ACTIVITY> Which lines of the records below contain the word "Usages"? Show each one.

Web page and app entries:
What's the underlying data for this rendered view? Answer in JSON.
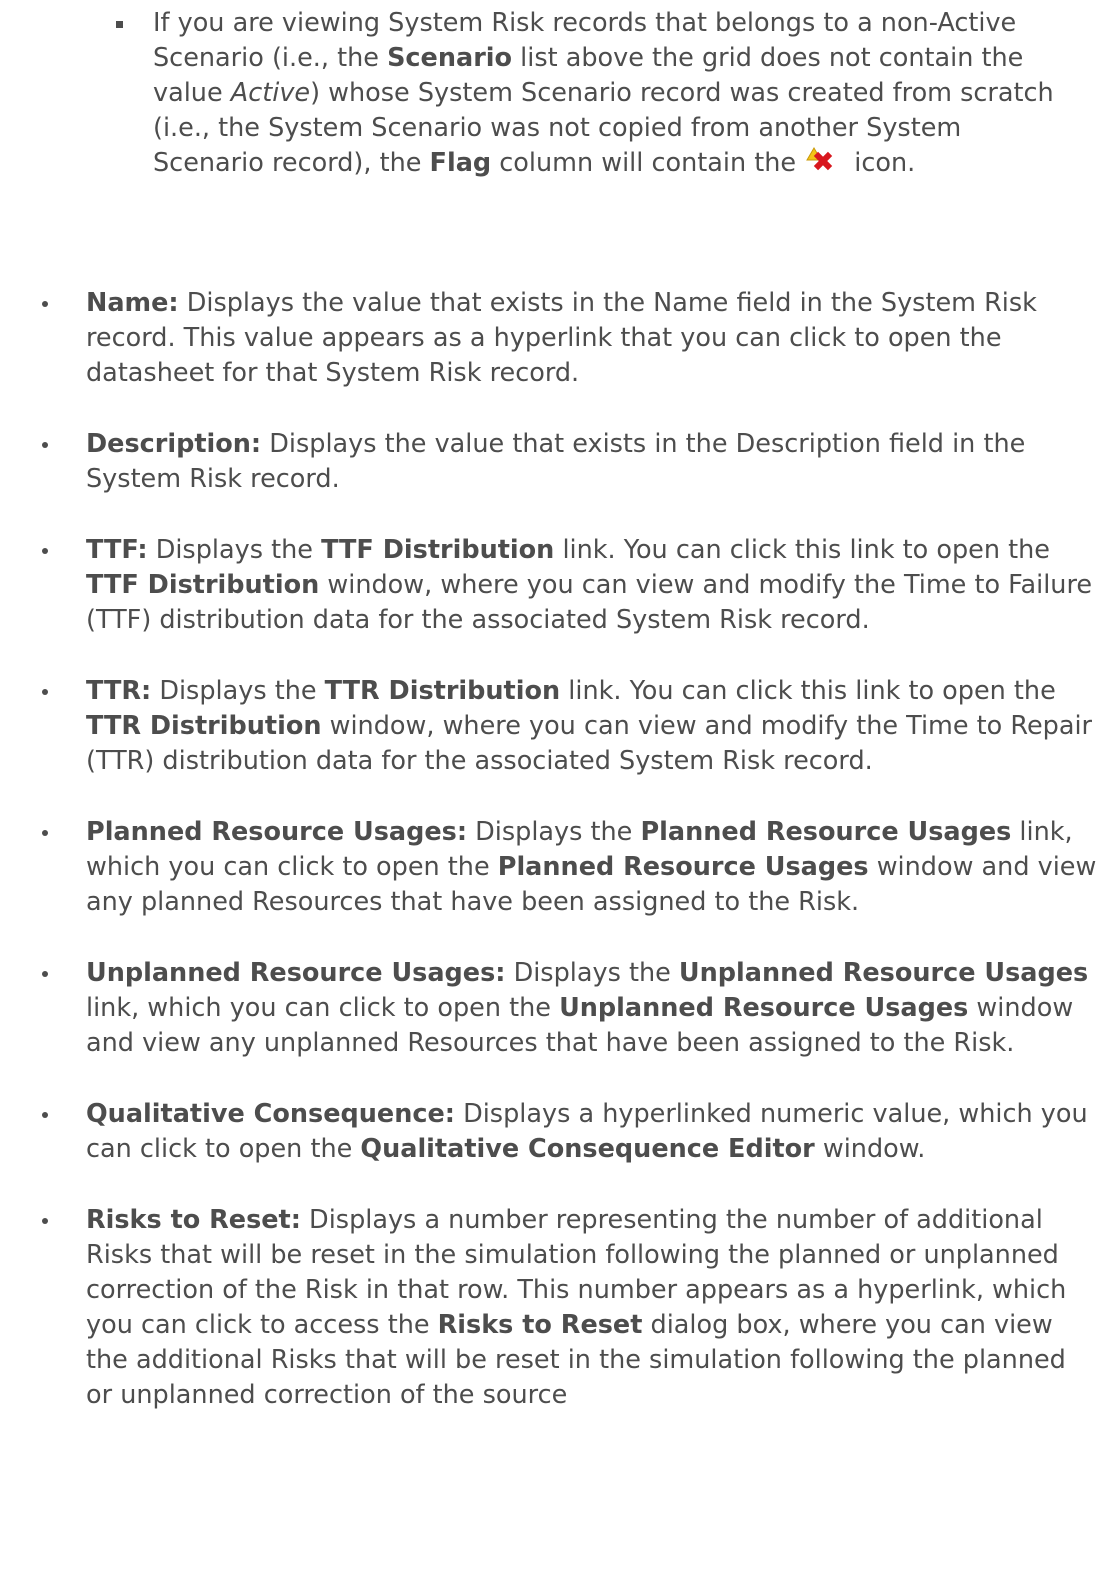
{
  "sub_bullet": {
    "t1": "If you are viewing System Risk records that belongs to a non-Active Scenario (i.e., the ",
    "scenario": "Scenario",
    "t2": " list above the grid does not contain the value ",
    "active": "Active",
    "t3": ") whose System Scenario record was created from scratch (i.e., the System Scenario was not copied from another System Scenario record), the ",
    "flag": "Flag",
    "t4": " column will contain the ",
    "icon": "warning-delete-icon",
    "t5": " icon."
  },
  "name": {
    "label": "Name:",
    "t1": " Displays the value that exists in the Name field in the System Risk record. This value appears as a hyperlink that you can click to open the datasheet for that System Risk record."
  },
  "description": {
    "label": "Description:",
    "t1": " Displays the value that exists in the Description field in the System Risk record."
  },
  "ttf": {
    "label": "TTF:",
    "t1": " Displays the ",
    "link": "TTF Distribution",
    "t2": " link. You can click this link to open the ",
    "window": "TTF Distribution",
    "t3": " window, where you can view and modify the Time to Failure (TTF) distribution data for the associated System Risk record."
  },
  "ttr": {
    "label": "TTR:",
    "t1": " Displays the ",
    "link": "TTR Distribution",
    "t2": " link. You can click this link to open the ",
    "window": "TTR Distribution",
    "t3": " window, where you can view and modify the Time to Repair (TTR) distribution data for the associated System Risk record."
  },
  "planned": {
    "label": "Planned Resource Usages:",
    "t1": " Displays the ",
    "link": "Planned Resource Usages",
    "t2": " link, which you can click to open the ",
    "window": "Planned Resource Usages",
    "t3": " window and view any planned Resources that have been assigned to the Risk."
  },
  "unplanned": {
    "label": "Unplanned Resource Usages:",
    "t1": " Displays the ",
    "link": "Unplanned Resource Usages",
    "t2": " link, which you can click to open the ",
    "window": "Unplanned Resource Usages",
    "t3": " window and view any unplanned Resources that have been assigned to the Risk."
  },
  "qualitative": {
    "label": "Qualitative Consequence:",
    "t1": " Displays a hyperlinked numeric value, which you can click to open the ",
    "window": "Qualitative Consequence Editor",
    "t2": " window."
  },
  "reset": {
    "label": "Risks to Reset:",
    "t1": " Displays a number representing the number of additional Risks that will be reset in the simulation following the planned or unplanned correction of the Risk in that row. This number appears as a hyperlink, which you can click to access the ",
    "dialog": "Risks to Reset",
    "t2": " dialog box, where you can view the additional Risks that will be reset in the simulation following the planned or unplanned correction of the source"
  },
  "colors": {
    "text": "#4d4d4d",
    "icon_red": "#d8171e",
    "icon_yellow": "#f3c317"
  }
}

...

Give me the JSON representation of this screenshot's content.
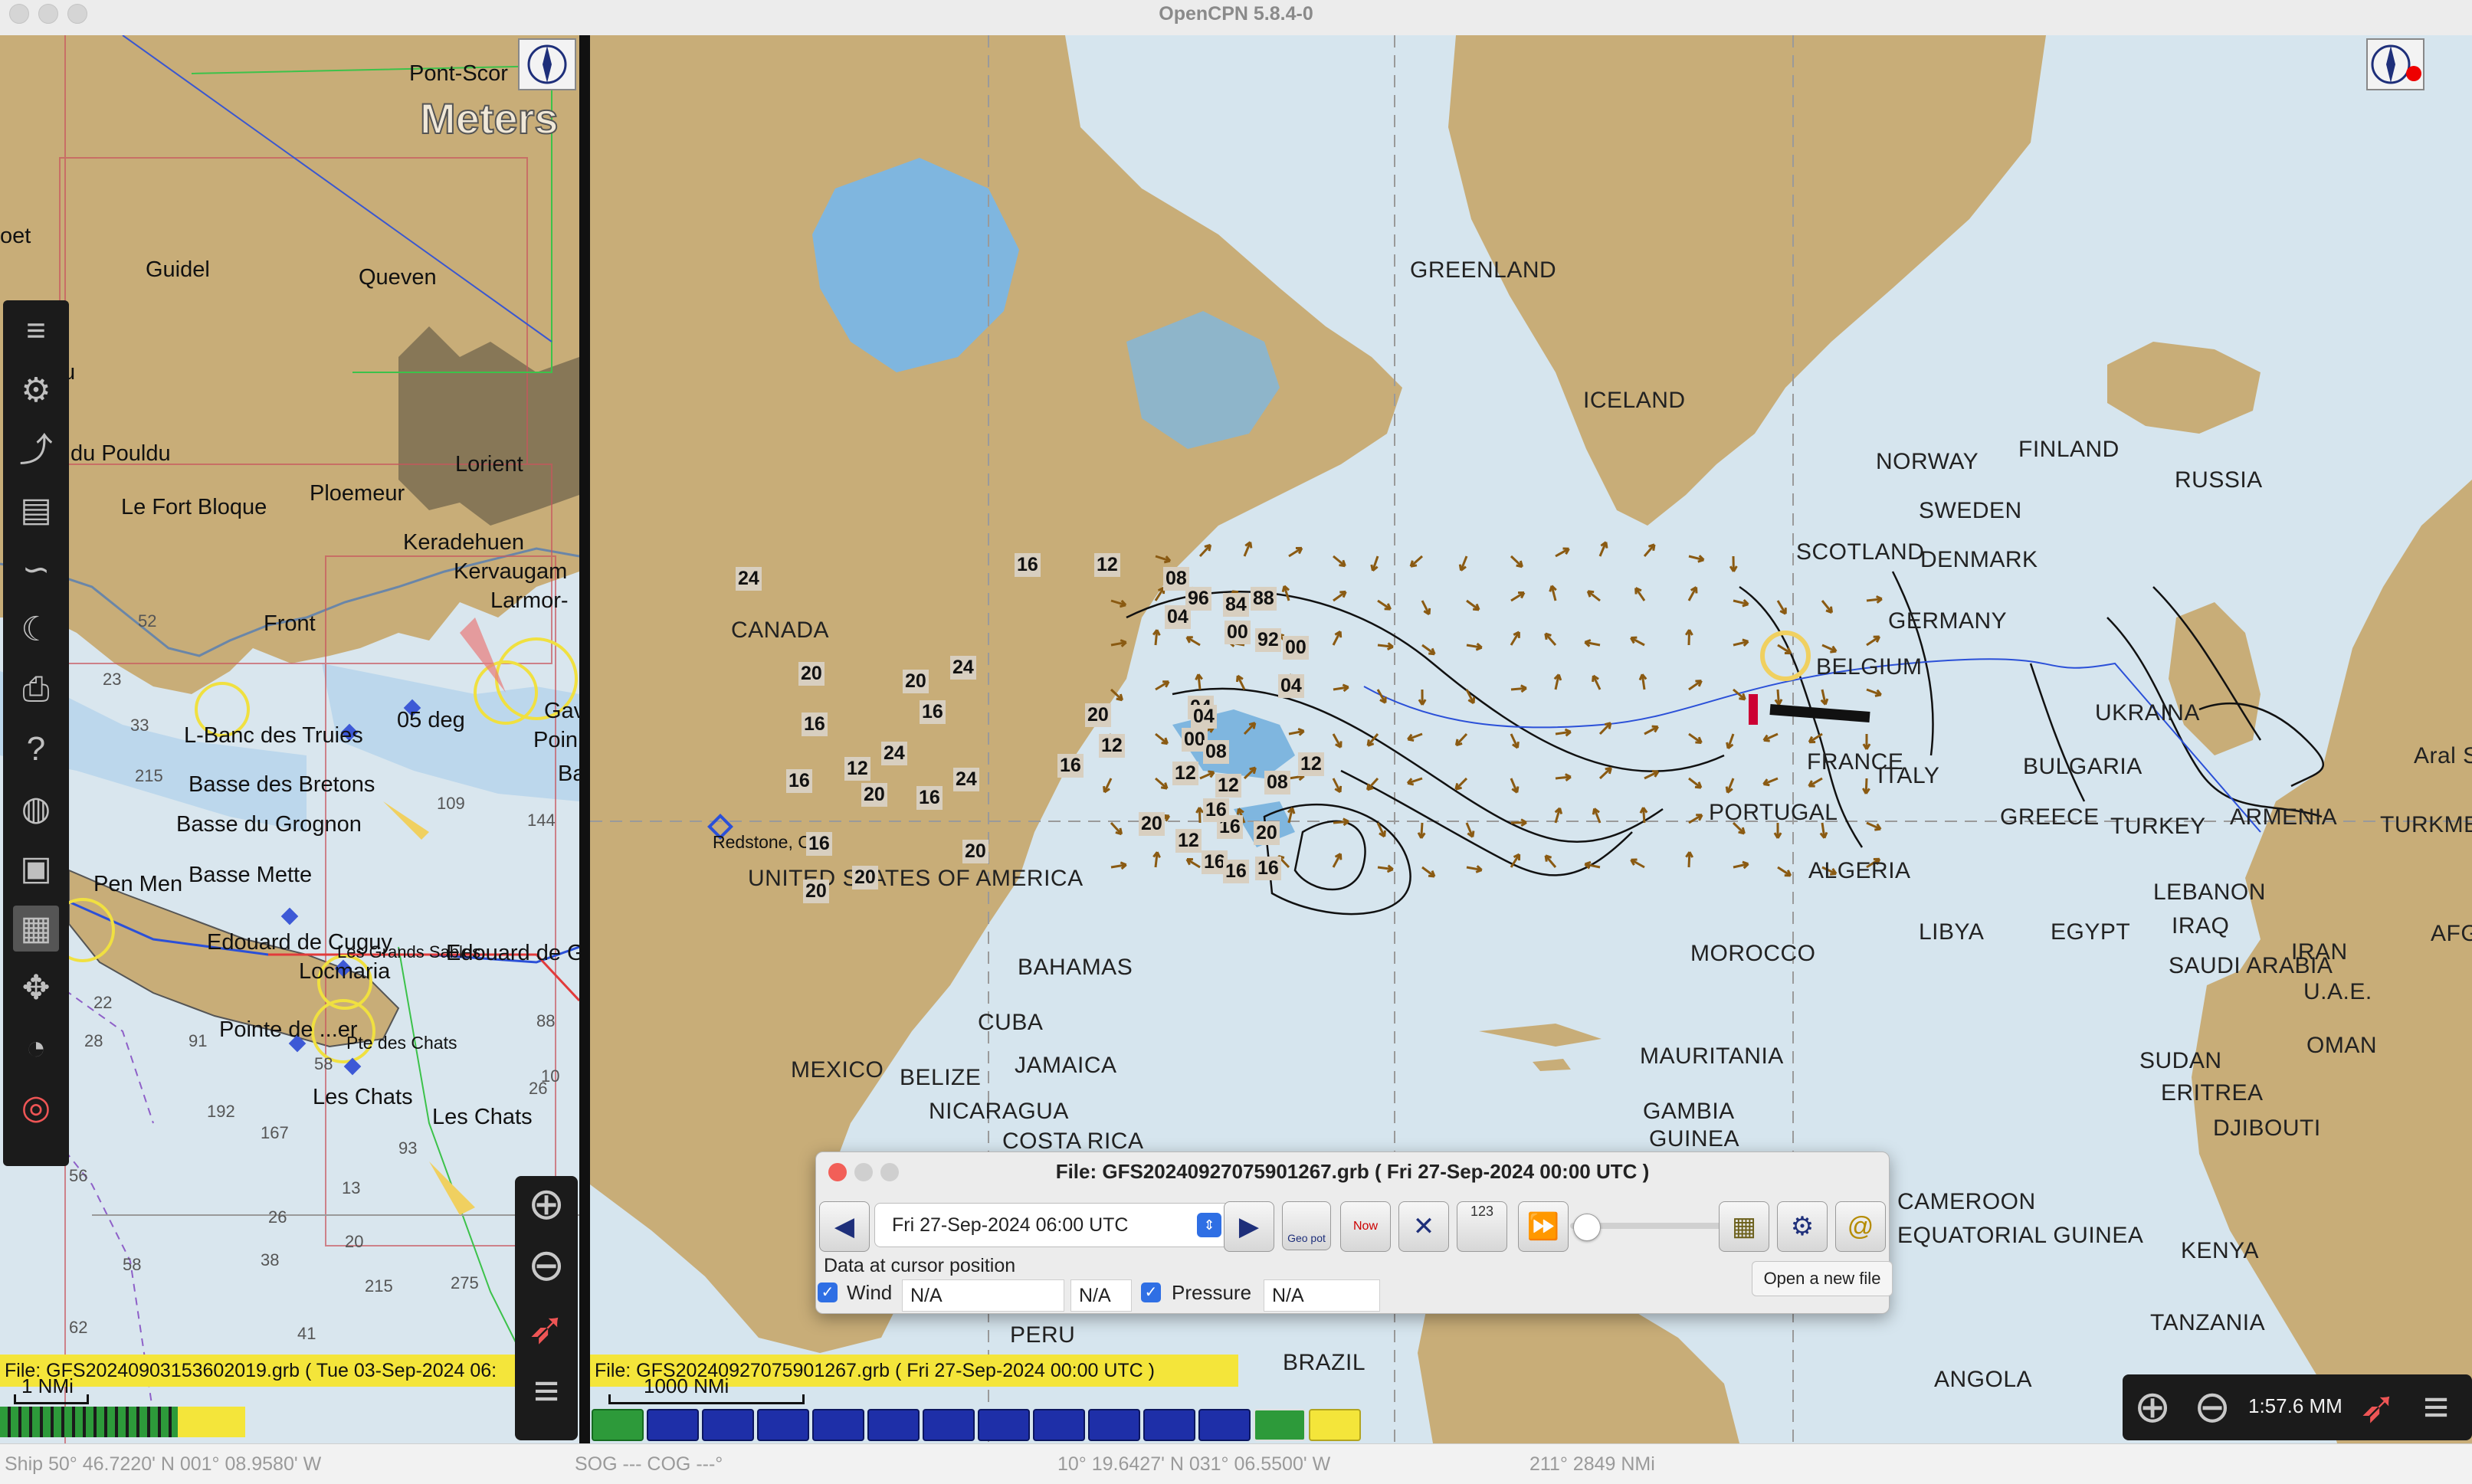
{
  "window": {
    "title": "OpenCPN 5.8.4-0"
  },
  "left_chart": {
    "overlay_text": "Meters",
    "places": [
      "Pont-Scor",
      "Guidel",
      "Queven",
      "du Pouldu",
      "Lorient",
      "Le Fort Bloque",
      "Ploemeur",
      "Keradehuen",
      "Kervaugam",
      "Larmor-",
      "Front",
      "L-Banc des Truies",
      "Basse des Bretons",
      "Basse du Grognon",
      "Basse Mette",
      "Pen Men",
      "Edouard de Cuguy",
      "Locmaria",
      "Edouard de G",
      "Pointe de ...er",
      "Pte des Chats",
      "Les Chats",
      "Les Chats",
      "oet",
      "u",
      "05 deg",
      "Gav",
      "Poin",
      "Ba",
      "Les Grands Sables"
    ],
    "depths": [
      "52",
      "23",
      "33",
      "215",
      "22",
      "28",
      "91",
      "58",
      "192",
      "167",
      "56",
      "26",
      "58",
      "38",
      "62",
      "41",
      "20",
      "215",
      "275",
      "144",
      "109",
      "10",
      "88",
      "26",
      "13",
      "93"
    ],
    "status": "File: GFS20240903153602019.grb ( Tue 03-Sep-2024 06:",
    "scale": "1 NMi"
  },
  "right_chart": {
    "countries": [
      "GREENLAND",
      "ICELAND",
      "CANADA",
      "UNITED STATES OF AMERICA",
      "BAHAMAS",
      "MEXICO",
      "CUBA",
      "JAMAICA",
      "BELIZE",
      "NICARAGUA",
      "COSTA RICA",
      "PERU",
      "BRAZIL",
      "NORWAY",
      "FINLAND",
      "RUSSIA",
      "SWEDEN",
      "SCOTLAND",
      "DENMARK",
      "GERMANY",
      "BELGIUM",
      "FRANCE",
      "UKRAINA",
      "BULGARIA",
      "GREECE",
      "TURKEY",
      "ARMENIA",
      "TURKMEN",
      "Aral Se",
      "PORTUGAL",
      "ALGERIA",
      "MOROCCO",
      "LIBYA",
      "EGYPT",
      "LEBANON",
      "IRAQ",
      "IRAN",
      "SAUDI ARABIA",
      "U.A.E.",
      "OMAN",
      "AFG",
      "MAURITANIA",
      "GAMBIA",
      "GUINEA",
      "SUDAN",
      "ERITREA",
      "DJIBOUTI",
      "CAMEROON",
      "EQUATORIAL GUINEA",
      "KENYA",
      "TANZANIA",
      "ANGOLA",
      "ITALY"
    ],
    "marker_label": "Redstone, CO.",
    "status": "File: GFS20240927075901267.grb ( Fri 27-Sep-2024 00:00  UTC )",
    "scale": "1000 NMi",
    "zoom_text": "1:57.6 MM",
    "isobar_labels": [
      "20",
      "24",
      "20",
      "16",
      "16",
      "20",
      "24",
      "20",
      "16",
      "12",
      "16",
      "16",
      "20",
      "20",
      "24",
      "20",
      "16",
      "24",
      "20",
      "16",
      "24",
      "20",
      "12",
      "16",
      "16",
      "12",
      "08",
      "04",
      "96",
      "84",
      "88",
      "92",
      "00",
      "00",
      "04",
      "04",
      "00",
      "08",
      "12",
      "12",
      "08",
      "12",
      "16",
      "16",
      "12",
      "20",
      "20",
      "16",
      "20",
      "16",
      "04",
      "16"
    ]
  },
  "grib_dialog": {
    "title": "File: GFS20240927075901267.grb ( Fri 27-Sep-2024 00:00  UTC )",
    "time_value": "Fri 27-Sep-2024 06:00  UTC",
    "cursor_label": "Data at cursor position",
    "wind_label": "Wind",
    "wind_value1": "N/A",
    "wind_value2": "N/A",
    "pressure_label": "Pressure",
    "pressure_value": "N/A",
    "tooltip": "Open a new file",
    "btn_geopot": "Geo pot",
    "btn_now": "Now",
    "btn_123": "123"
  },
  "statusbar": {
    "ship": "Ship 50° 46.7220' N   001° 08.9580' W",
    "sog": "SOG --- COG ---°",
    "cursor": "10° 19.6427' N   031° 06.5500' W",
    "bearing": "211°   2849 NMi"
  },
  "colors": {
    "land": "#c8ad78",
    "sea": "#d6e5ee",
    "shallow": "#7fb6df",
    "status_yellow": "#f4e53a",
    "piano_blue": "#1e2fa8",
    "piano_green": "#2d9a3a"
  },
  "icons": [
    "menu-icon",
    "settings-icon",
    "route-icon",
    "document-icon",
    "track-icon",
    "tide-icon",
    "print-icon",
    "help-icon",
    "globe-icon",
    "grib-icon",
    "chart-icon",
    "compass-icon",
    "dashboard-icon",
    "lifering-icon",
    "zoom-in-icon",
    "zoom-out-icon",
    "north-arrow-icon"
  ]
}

ANSWER TO THIS PROBLEM>
    "label": "Planned Resource Usages:",
    "link": "Planned Resource Usages",
    "window": "Planned Resource Usages",
    "label": "Unplanned Resource Usages:",
    "link": "Unplanned Resource Usages",
    "window": "Unplanned Resource Usages",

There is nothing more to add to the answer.